But New Haven’s civil service board ruled that not enough minorities earned a qualifying score. The city is more than a third black. None of the 19 African-American firefighters who took the exam earned a sufficient score. The city tossed out the exam. No promotions were given. Ricci and 17 other white firefighters, including one Hispanic, sued New Haven for discrimination.

In 2006, a Federal District Court ruled that the city had not discriminated against the white firefighters. Judge Janet Bond Arterton argued that since “the result was the same for all because the test results were discarded and nobody was promoted,” no harm was done.

But in reality, the decision meant that Ricci and other qualified candidates were denied promotions because of the color of their skin. This is the essence of discrimination. The exclusion of a person from earned advancement because of his or her race. The Ricci case exemplifies decades of faulty policy that mistook equal opportunity for equal outcome.

When the case came before the three-judge panel of the New York federal appeals court, Arterton’s ruling was upheld in an unsigned and, as the New York Times described it, “unusually terse decision.” One of the judges who upheld the ruling was Sotomayor.

This case lays out as starkly as possible the difference between liberal and conservative philosophies. Conservatives believe in equality of opportunity while liberals believe in equality of result.
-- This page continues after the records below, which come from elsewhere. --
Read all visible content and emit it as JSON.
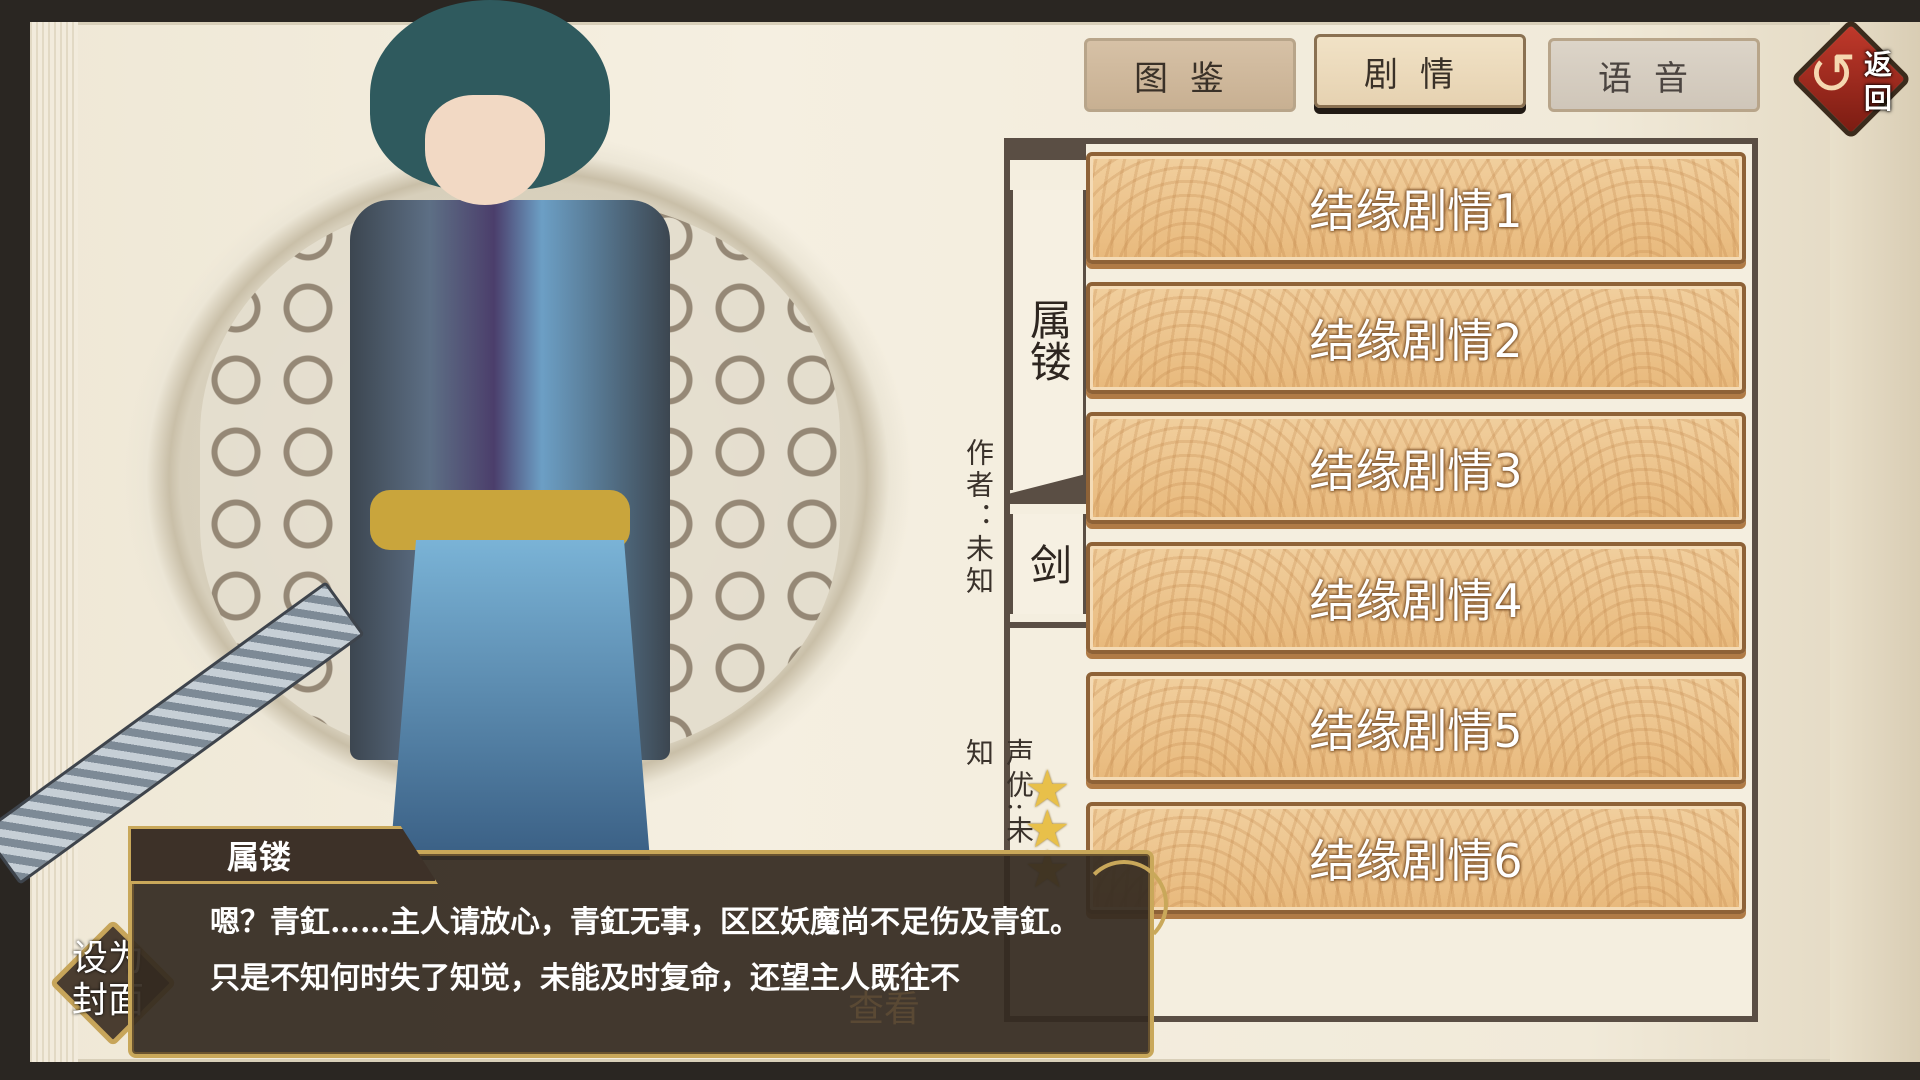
{
  "tabs": [
    {
      "label": "图鉴",
      "state": "inactive"
    },
    {
      "label": "剧情",
      "state": "active"
    },
    {
      "label": "语音",
      "state": "disabled"
    }
  ],
  "back_button": {
    "label": "返回"
  },
  "character": {
    "name": "属镂",
    "type": "剑",
    "author": "作者：未知",
    "voice_actor": "声优:未知",
    "stars": 3
  },
  "stories": [
    "结缘剧情1",
    "结缘剧情2",
    "结缘剧情3",
    "结缘剧情4",
    "结缘剧情5",
    "结缘剧情6"
  ],
  "set_cover_button": {
    "label": "设为封面"
  },
  "view_button": {
    "label": "查看"
  },
  "dialog": {
    "speaker": "属镂",
    "text": "嗯？青釭……主人请放心，青釭无事，区区妖魔尚不足伤及青釭。只是不知何时失了知觉，未能及时复命，还望主人既往不"
  },
  "colors": {
    "accent_gold": "#c9a85a",
    "panel_border": "#5a4e44",
    "story_button": "#e8b97c",
    "back_button": "#c0392b"
  }
}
Conservatives believe that justice should be color-blind while liberals believe that white men today ought to pay for the privilege that white men had in the past — even if those white men today happen to be the sons and grandsons of working-class immigrants rather than the sons and grandsons of the privileged. Conservatives believe the law ought to treat people as individuals while liberals believe the law ought to treat them as members of groups classified by ethnicity, sex, and sexual orientation.
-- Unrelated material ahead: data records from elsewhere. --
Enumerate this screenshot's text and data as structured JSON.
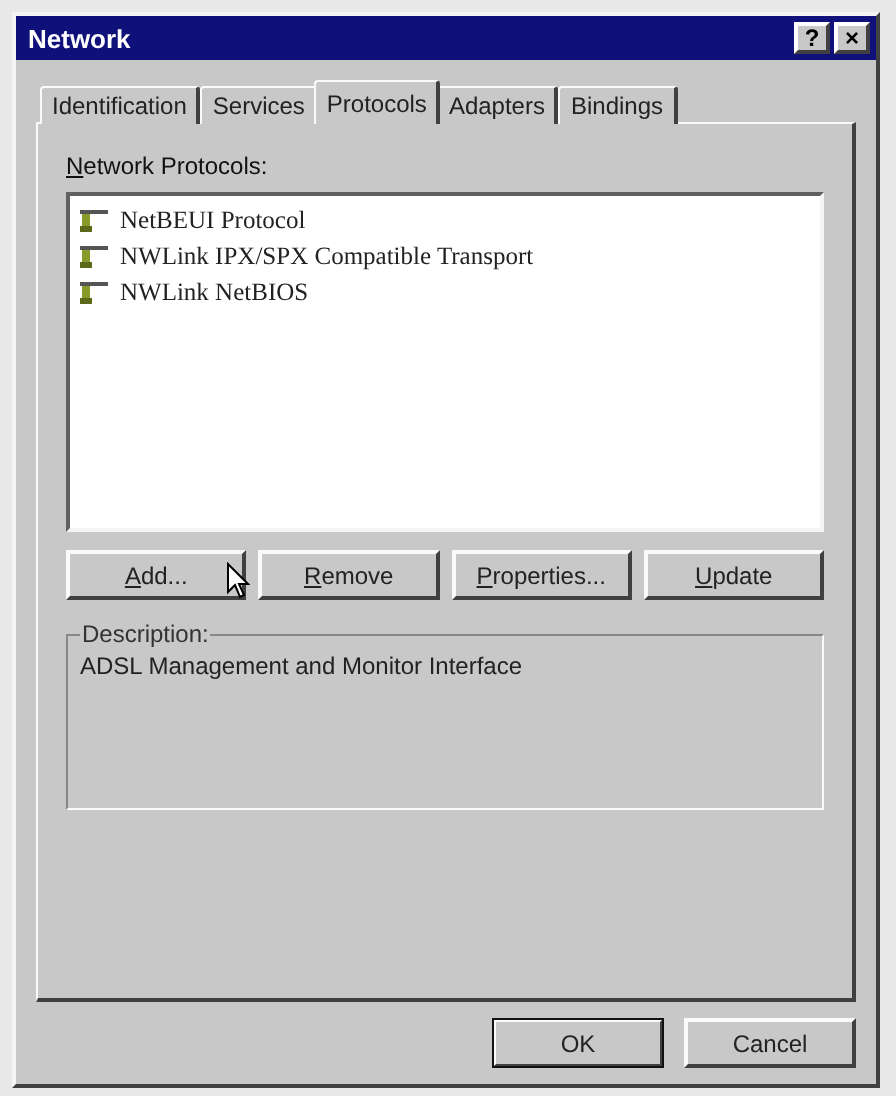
{
  "window": {
    "title": "Network",
    "help_button": "?",
    "close_button": "×"
  },
  "tabs": [
    {
      "label": "Identification",
      "selected": false
    },
    {
      "label": "Services",
      "selected": false
    },
    {
      "label": "Protocols",
      "selected": true
    },
    {
      "label": "Adapters",
      "selected": false
    },
    {
      "label": "Bindings",
      "selected": false
    }
  ],
  "protocols_label": "Network Protocols:",
  "protocols": [
    {
      "name": "NetBEUI Protocol",
      "selected": false
    },
    {
      "name": "NWLink IPX/SPX Compatible Transport",
      "selected": false
    },
    {
      "name": "NWLink NetBIOS",
      "selected": false
    }
  ],
  "list_buttons": [
    "Add...",
    "Remove",
    "Properties...",
    "Update"
  ],
  "description": {
    "label": "Description:",
    "text": "ADSL Management and Monitor Interface"
  },
  "buttons": [
    {
      "label": "OK",
      "default": true
    },
    {
      "label": "Cancel",
      "default": false
    }
  ]
}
I am not calling for a filibuster to stop the confirmation of Sonia Sotomayor. What would be the point? They won [and we lost so get over it]. The next justice is going to be a liberal who believes in the equality of outcome and different standards of justice for people based on their race and sex. So what difference does it make whether it’s Sonia Sotomayor or someone else who thinks just like she does?